● WHAT NEEDS TO BE DONE:
Every line below that has the string "Shaft" adds one to the count. Give that count by itself.

● GIVEN RECORDS:
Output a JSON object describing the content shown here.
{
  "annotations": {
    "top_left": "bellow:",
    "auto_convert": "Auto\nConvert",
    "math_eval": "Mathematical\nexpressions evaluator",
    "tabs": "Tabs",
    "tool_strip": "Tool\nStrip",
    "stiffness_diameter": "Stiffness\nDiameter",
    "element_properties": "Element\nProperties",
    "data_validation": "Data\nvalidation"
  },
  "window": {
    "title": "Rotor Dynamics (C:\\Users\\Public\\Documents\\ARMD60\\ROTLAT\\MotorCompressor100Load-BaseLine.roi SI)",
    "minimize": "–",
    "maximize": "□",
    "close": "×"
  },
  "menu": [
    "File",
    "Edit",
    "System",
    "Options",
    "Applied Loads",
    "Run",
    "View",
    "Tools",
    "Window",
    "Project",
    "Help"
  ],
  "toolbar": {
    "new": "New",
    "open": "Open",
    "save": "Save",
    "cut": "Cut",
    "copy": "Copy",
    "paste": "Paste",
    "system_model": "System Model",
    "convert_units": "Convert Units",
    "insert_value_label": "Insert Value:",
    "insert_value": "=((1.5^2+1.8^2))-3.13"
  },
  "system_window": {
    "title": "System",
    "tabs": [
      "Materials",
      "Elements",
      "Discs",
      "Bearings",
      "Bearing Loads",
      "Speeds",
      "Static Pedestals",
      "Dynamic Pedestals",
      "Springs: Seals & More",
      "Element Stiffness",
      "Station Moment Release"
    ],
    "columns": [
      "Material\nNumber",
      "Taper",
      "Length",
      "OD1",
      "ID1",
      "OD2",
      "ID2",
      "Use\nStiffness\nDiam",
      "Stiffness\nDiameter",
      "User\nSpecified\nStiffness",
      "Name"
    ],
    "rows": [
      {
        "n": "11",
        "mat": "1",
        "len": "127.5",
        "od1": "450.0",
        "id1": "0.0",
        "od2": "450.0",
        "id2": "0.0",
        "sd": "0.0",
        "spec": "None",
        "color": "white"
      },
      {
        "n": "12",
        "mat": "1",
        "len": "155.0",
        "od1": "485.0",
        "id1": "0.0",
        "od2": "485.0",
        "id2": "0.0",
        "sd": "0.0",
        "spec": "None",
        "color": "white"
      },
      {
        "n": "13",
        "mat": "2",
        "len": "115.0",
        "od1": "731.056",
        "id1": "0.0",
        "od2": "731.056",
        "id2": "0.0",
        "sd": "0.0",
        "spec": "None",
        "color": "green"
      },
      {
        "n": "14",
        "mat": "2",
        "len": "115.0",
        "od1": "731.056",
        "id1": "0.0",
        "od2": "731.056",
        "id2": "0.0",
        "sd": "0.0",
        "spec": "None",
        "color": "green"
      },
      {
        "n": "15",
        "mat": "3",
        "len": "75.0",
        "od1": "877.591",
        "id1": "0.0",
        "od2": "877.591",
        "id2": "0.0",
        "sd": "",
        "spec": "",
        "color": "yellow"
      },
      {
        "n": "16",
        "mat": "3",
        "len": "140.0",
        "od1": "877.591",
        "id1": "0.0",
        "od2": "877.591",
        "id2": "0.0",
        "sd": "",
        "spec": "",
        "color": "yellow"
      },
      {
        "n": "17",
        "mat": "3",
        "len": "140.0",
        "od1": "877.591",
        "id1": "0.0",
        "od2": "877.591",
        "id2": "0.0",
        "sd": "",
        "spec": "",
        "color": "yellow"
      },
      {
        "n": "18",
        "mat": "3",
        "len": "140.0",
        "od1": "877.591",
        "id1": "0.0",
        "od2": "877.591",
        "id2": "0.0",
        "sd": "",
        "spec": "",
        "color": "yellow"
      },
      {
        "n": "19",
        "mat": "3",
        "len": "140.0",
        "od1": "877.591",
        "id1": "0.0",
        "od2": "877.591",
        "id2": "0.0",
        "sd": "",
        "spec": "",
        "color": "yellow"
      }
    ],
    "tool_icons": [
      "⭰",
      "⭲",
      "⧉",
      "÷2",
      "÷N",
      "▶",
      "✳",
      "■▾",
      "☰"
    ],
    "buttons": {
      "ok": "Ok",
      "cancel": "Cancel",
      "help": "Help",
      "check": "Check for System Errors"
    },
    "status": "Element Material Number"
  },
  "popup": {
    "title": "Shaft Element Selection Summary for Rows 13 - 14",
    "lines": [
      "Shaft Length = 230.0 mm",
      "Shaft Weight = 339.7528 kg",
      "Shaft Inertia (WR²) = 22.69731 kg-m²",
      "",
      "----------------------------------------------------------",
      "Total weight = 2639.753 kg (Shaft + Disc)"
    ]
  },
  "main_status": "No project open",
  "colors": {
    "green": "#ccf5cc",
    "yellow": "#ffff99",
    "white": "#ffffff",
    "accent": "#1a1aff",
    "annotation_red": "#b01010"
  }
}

● RESPONSE TO THE EXERCISE:
5